Chilean cement company, Cementos Bio Bio SA, said Wednesday that based on its preliminary findings it doesn’t expect Saturday’s deadly earthquake to affect its financial situation.
"All of the companies in the group have insurance that covers damage to their installations and business interruptions," the company said in a filing with the Santiago Stock Exchange.
Cementos Bio Bio said it is working to bring its largest cement factory in Curico online after it suffered minor damage, while it’s still trying to quantify possible damages to its No. 2 cement factory in the port city of Talcahuano.
Curico and Talcahuano accounted for 52 per cent and 23 per cent, respectively, of the company’s installed capacity of 3.25Mt of cement in 2008.
The company said that only two of its more than 45 concrete plants in Chile have been temporarily closed.
"In any case, the situations described don’t impede us from meeting the needs of our clients throughout the country," Cementos Bio Bio said.
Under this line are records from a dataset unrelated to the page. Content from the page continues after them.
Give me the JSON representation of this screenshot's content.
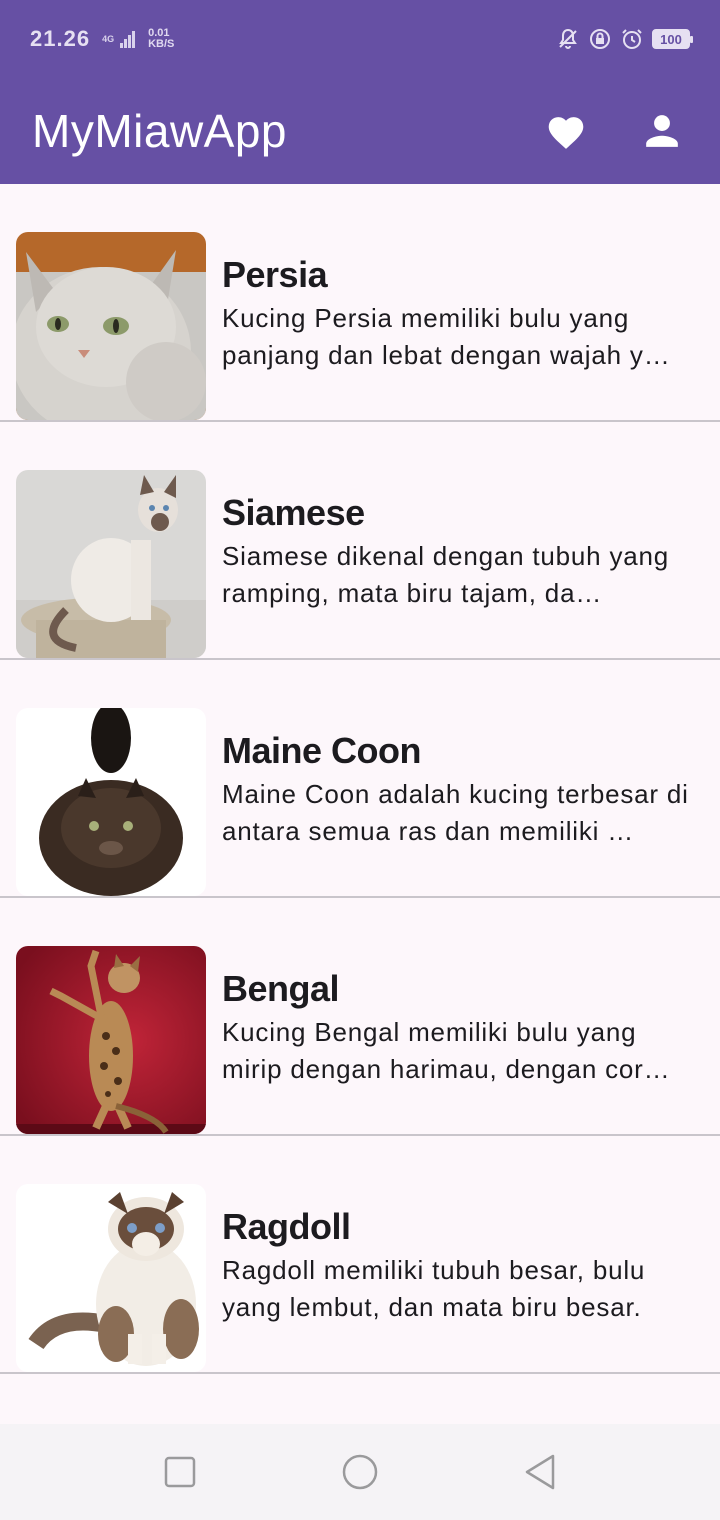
{
  "status_bar": {
    "time": "21.26",
    "network": "4G",
    "speed_value": "0.01",
    "speed_unit": "KB/S",
    "battery": "100"
  },
  "app_bar": {
    "title": "MyMiawApp",
    "favorite_icon": "heart-icon",
    "profile_icon": "person-icon"
  },
  "cats": [
    {
      "name": "Persia",
      "description": "Kucing Persia memiliki bulu yang panjang dan lebat dengan wajah y…"
    },
    {
      "name": "Siamese",
      "description": "Siamese dikenal dengan tubuh yang ramping, mata biru tajam, da…"
    },
    {
      "name": "Maine Coon",
      "description": "Maine Coon adalah kucing terbesar di antara semua ras dan memiliki …"
    },
    {
      "name": "Bengal",
      "description": "Kucing Bengal memiliki bulu yang mirip dengan harimau, dengan cor…"
    },
    {
      "name": "Ragdoll",
      "description": "Ragdoll memiliki tubuh besar, bulu yang lembut, dan mata biru besar."
    }
  ],
  "nav_bar": {
    "recents_icon": "square-icon",
    "home_icon": "circle-icon",
    "back_icon": "triangle-back-icon"
  },
  "colors": {
    "primary": "#6650a4",
    "background": "#fdf7fb",
    "divider": "#c9c5cb",
    "text": "#1c1b1f"
  }
}
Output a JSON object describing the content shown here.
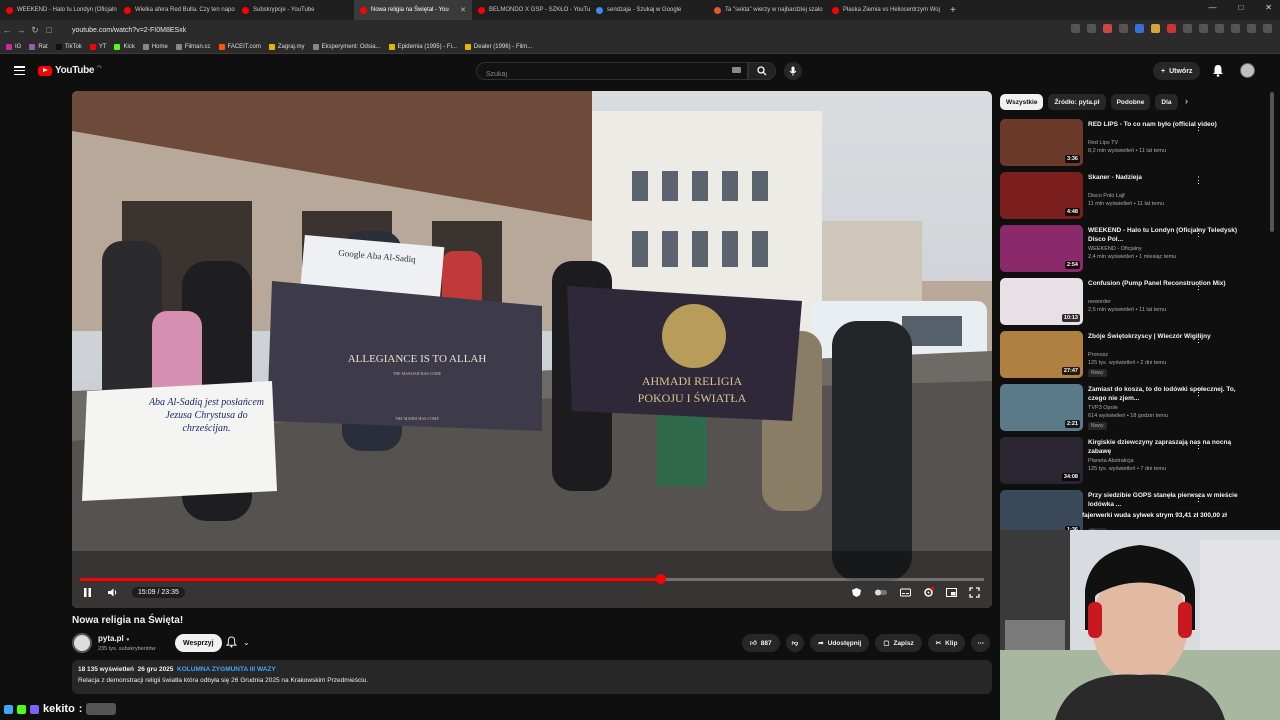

Talcahuano, the country’s second-largest city Concepcion, as well as smaller cities throughout south-central Chile were heavily damaged by the 8.8 magnitude earthquake.
Chile’s cement industry is dominated by Grupo Polpaico SA, locally-owned Cementos Bio Bio SA, and Melon SA, which is controlled by Peru’s Brescia Group.
Cementos Bio Bio said its ceramics factory in Santiago was badly damaged, and that its still doesn’t have any information about a ceramics factory near Concepcion.
Shares of Cementos Bio Bio fell 15.5 per cent to close at CLP1511.30 on Wednesday, after rallying 33 per cent the previous session as investors bet the company stands to benefit from reconstruction work.